***** Dataset entries *****

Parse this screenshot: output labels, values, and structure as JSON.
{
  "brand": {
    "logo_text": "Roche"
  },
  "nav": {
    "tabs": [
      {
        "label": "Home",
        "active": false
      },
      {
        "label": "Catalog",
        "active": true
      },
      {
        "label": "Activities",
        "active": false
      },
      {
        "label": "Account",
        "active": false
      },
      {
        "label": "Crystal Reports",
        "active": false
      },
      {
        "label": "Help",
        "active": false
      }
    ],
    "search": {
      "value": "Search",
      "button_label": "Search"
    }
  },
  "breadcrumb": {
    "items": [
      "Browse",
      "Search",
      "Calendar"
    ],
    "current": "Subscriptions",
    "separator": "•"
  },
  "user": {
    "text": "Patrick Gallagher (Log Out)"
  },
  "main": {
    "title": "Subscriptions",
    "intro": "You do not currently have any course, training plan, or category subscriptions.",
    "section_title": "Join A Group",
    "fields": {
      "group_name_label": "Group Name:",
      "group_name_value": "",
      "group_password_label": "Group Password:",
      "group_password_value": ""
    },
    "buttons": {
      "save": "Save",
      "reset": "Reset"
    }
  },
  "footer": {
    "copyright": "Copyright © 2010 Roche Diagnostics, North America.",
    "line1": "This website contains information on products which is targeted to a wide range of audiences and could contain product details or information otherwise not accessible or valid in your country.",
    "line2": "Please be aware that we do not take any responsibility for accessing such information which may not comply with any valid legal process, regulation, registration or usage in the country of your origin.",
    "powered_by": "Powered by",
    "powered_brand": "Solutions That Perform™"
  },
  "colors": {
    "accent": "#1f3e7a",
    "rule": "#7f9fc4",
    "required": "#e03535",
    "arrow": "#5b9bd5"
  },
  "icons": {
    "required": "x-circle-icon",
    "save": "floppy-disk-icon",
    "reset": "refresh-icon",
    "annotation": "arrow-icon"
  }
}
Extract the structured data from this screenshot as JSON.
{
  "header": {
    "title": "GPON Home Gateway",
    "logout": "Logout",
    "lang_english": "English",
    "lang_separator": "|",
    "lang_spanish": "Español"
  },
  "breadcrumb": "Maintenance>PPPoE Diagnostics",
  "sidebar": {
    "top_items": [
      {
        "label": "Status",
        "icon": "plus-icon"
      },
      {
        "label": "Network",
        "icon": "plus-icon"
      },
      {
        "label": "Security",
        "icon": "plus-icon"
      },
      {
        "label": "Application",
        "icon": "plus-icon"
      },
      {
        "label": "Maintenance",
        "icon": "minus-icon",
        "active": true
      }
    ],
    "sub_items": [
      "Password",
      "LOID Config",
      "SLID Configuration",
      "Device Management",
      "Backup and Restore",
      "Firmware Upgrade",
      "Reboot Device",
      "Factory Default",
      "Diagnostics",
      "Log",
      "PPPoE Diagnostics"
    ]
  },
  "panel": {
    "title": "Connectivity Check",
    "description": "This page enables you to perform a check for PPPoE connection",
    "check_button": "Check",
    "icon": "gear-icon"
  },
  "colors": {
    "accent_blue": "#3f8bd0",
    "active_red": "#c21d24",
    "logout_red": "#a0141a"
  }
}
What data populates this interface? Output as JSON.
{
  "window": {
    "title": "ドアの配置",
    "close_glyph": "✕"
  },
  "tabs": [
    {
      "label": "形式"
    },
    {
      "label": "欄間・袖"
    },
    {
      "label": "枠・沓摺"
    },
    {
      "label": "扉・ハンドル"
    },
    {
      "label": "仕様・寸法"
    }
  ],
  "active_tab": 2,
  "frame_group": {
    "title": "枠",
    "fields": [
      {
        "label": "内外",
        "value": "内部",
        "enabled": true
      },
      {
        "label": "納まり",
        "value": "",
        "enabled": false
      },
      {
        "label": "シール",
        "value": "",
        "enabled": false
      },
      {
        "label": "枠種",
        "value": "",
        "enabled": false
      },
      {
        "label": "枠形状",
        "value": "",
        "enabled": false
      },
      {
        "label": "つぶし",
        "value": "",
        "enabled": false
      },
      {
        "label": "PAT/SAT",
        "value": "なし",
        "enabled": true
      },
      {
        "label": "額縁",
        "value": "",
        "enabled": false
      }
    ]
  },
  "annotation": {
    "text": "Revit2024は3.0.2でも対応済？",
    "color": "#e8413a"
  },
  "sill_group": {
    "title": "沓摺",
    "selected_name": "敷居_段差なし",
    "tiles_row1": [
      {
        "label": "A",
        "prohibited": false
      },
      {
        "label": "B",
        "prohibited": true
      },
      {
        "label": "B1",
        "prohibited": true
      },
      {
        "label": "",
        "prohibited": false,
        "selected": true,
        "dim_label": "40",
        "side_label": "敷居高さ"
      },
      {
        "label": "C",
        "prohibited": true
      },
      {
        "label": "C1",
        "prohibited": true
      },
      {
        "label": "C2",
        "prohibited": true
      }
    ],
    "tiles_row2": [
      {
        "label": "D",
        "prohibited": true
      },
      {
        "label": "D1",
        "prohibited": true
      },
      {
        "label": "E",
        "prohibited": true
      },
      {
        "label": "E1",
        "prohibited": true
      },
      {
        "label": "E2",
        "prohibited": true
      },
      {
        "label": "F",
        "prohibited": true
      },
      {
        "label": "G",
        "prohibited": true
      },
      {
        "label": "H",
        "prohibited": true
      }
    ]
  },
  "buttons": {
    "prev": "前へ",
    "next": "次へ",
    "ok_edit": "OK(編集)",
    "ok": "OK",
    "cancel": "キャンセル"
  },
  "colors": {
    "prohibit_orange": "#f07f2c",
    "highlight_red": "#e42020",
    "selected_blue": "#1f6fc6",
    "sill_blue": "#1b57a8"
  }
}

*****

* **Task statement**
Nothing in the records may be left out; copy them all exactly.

* **Reply**
Parse this screenshot: output labels, values, and structure as JSON.
{
  "brand": {
    "logo_text": "Roche"
  },
  "nav": {
    "tabs": [
      {
        "label": "Home",
        "active": false
      },
      {
        "label": "Catalog",
        "active": true
      },
      {
        "label": "Activities",
        "active": false
      },
      {
        "label": "Account",
        "active": false
      },
      {
        "label": "Crystal Reports",
        "active": false
      },
      {
        "label": "Help",
        "active": false
      }
    ],
    "search": {
      "value": "Search",
      "button_label": "Search"
    }
  },
  "breadcrumb": {
    "items": [
      "Browse",
      "Search",
      "Calendar"
    ],
    "current": "Subscriptions",
    "separator": "•"
  },
  "user": {
    "text": "Patrick Gallagher (Log Out)"
  },
  "main": {
    "title": "Subscriptions",
    "intro": "You do not currently have any course, training plan, or category subscriptions.",
    "section_title": "Join A Group",
    "fields": {
      "group_name_label": "Group Name:",
      "group_name_value": "",
      "group_password_label": "Group Password:",
      "group_password_value": ""
    },
    "buttons": {
      "save": "Save",
      "reset": "Reset"
    }
  },
  "footer": {
    "copyright": "Copyright © 2010 Roche Diagnostics, North America.",
    "line1": "This website contains information on products which is targeted to a wide range of audiences and could contain product details or information otherwise not accessible or valid in your country.",
    "line2": "Please be aware that we do not take any responsibility for accessing such information which may not comply with any valid legal process, regulation, registration or usage in the country of your origin.",
    "powered_by": "Powered by",
    "powered_brand": "Solutions That Perform™"
  },
  "colors": {
    "accent": "#1f3e7a",
    "rule": "#7f9fc4",
    "required": "#e03535",
    "arrow": "#5b9bd5"
  },
  "icons": {
    "required": "x-circle-icon",
    "save": "floppy-disk-icon",
    "reset": "refresh-icon",
    "annotation": "arrow-icon"
  }
}
Extract the structured data from this screenshot as JSON.
{
  "header": {
    "title": "GPON Home Gateway",
    "logout": "Logout",
    "lang_english": "English",
    "lang_separator": "|",
    "lang_spanish": "Español"
  },
  "breadcrumb": "Maintenance>PPPoE Diagnostics",
  "sidebar": {
    "top_items": [
      {
        "label": "Status",
        "icon": "plus-icon"
      },
      {
        "label": "Network",
        "icon": "plus-icon"
      },
      {
        "label": "Security",
        "icon": "plus-icon"
      },
      {
        "label": "Application",
        "icon": "plus-icon"
      },
      {
        "label": "Maintenance",
        "icon": "minus-icon",
        "active": true
      }
    ],
    "sub_items": [
      "Password",
      "LOID Config",
      "SLID Configuration",
      "Device Management",
      "Backup and Restore",
      "Firmware Upgrade",
      "Reboot Device",
      "Factory Default",
      "Diagnostics",
      "Log",
      "PPPoE Diagnostics"
    ]
  },
  "panel": {
    "title": "Connectivity Check",
    "description": "This page enables you to perform a check for PPPoE connection",
    "check_button": "Check",
    "icon": "gear-icon"
  },
  "colors": {
    "accent_blue": "#3f8bd0",
    "active_red": "#c21d24",
    "logout_red": "#a0141a"
  }
}
What data populates this interface? Output as JSON.
{
  "window": {
    "title": "ドアの配置",
    "close_glyph": "✕"
  },
  "tabs": [
    {
      "label": "形式"
    },
    {
      "label": "欄間・袖"
    },
    {
      "label": "枠・沓摺"
    },
    {
      "label": "扉・ハンドル"
    },
    {
      "label": "仕様・寸法"
    }
  ],
  "active_tab": 2,
  "frame_group": {
    "title": "枠",
    "fields": [
      {
        "label": "内外",
        "value": "内部",
        "enabled": true
      },
      {
        "label": "納まり",
        "value": "",
        "enabled": false
      },
      {
        "label": "シール",
        "value": "",
        "enabled": false
      },
      {
        "label": "枠種",
        "value": "",
        "enabled": false
      },
      {
        "label": "枠形状",
        "value": "",
        "enabled": false
      },
      {
        "label": "つぶし",
        "value": "",
        "enabled": false
      },
      {
        "label": "PAT/SAT",
        "value": "なし",
        "enabled": true
      },
      {
        "label": "額縁",
        "value": "",
        "enabled": false
      }
    ]
  },
  "annotation": {
    "text": "Revit2024は3.0.2でも対応済？",
    "color": "#e8413a"
  },
  "sill_group": {
    "title": "沓摺",
    "selected_name": "敷居_段差なし",
    "tiles_row1": [
      {
        "label": "A",
        "prohibited": false
      },
      {
        "label": "B",
        "prohibited": true
      },
      {
        "label": "B1",
        "prohibited": true
      },
      {
        "label": "",
        "prohibited": false,
        "selected": true,
        "dim_label": "40",
        "side_label": "敷居高さ"
      },
      {
        "label": "C",
        "prohibited": true
      },
      {
        "label": "C1",
        "prohibited": true
      },
      {
        "label": "C2",
        "prohibited": true
      }
    ],
    "tiles_row2": [
      {
        "label": "D",
        "prohibited": true
      },
      {
        "label": "D1",
        "prohibited": true
      },
      {
        "label": "E",
        "prohibited": true
      },
      {
        "label": "E1",
        "prohibited": true
      },
      {
        "label": "E2",
        "prohibited": true
      },
      {
        "label": "F",
        "prohibited": true
      },
      {
        "label": "G",
        "prohibited": true
      },
      {
        "label": "H",
        "prohibited": true
      }
    ]
  },
  "buttons": {
    "prev": "前へ",
    "next": "次へ",
    "ok_edit": "OK(編集)",
    "ok": "OK",
    "cancel": "キャンセル"
  },
  "colors": {
    "prohibit_orange": "#f07f2c",
    "highlight_red": "#e42020",
    "selected_blue": "#1f6fc6",
    "sill_blue": "#1b57a8"
  }
}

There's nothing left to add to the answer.